## [DATA RECORDS]
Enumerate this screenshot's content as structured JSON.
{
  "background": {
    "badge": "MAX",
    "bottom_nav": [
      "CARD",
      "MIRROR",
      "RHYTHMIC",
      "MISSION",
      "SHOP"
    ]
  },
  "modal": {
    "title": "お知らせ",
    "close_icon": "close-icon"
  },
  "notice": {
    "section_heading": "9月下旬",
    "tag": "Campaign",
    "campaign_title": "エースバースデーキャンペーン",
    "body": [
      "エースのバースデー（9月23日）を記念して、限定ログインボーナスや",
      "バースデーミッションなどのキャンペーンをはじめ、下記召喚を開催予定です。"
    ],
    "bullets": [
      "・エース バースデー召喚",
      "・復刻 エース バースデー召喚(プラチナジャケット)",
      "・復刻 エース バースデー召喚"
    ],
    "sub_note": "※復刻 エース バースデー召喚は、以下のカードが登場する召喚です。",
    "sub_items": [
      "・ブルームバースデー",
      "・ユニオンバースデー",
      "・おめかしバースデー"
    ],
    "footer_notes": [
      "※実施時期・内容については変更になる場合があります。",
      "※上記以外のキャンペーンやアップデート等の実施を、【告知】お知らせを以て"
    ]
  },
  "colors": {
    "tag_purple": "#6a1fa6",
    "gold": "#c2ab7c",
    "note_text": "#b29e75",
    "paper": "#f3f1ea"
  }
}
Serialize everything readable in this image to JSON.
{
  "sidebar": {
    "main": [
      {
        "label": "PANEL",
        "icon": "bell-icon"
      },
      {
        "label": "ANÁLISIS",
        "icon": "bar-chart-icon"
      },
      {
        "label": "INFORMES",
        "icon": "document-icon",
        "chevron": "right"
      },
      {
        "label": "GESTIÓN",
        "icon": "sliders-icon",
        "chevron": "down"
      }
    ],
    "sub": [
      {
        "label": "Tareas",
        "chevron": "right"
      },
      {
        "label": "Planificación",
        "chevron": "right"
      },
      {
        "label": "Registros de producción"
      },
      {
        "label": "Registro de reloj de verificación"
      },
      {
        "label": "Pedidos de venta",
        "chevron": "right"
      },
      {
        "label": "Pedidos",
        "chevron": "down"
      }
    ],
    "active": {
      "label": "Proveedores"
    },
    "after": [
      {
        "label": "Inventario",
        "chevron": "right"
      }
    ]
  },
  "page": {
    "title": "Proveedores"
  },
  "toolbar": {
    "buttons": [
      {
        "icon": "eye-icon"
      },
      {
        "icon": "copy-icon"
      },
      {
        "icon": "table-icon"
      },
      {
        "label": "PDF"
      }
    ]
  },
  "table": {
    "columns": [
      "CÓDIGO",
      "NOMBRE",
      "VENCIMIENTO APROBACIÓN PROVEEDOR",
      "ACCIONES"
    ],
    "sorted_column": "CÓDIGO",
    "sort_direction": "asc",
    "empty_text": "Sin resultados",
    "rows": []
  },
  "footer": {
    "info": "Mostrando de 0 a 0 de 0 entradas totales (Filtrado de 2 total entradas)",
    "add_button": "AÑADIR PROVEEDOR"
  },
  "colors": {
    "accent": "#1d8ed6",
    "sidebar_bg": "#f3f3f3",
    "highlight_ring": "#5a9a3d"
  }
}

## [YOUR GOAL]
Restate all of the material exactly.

## [ANSWER BOX]
Enumerate this screenshot's content as structured JSON.
{
  "background": {
    "badge": "MAX",
    "bottom_nav": [
      "CARD",
      "MIRROR",
      "RHYTHMIC",
      "MISSION",
      "SHOP"
    ]
  },
  "modal": {
    "title": "お知らせ",
    "close_icon": "close-icon"
  },
  "notice": {
    "section_heading": "9月下旬",
    "tag": "Campaign",
    "campaign_title": "エースバースデーキャンペーン",
    "body": [
      "エースのバースデー（9月23日）を記念して、限定ログインボーナスや",
      "バースデーミッションなどのキャンペーンをはじめ、下記召喚を開催予定です。"
    ],
    "bullets": [
      "・エース バースデー召喚",
      "・復刻 エース バースデー召喚(プラチナジャケット)",
      "・復刻 エース バースデー召喚"
    ],
    "sub_note": "※復刻 エース バースデー召喚は、以下のカードが登場する召喚です。",
    "sub_items": [
      "・ブルームバースデー",
      "・ユニオンバースデー",
      "・おめかしバースデー"
    ],
    "footer_notes": [
      "※実施時期・内容については変更になる場合があります。",
      "※上記以外のキャンペーンやアップデート等の実施を、【告知】お知らせを以て"
    ]
  },
  "colors": {
    "tag_purple": "#6a1fa6",
    "gold": "#c2ab7c",
    "note_text": "#b29e75",
    "paper": "#f3f1ea"
  }
}
Serialize everything readable in this image to JSON.
{
  "sidebar": {
    "main": [
      {
        "label": "PANEL",
        "icon": "bell-icon"
      },
      {
        "label": "ANÁLISIS",
        "icon": "bar-chart-icon"
      },
      {
        "label": "INFORMES",
        "icon": "document-icon",
        "chevron": "right"
      },
      {
        "label": "GESTIÓN",
        "icon": "sliders-icon",
        "chevron": "down"
      }
    ],
    "sub": [
      {
        "label": "Tareas",
        "chevron": "right"
      },
      {
        "label": "Planificación",
        "chevron": "right"
      },
      {
        "label": "Registros de producción"
      },
      {
        "label": "Registro de reloj de verificación"
      },
      {
        "label": "Pedidos de venta",
        "chevron": "right"
      },
      {
        "label": "Pedidos",
        "chevron": "down"
      }
    ],
    "active": {
      "label": "Proveedores"
    },
    "after": [
      {
        "label": "Inventario",
        "chevron": "right"
      }
    ]
  },
  "page": {
    "title": "Proveedores"
  },
  "toolbar": {
    "buttons": [
      {
        "icon": "eye-icon"
      },
      {
        "icon": "copy-icon"
      },
      {
        "icon": "table-icon"
      },
      {
        "label": "PDF"
      }
    ]
  },
  "table": {
    "columns": [
      "CÓDIGO",
      "NOMBRE",
      "VENCIMIENTO APROBACIÓN PROVEEDOR",
      "ACCIONES"
    ],
    "sorted_column": "CÓDIGO",
    "sort_direction": "asc",
    "empty_text": "Sin resultados",
    "rows": []
  },
  "footer": {
    "info": "Mostrando de 0 a 0 de 0 entradas totales (Filtrado de 2 total entradas)",
    "add_button": "AÑADIR PROVEEDOR"
  },
  "colors": {
    "accent": "#1d8ed6",
    "sidebar_bg": "#f3f3f3",
    "highlight_ring": "#5a9a3d"
  }
}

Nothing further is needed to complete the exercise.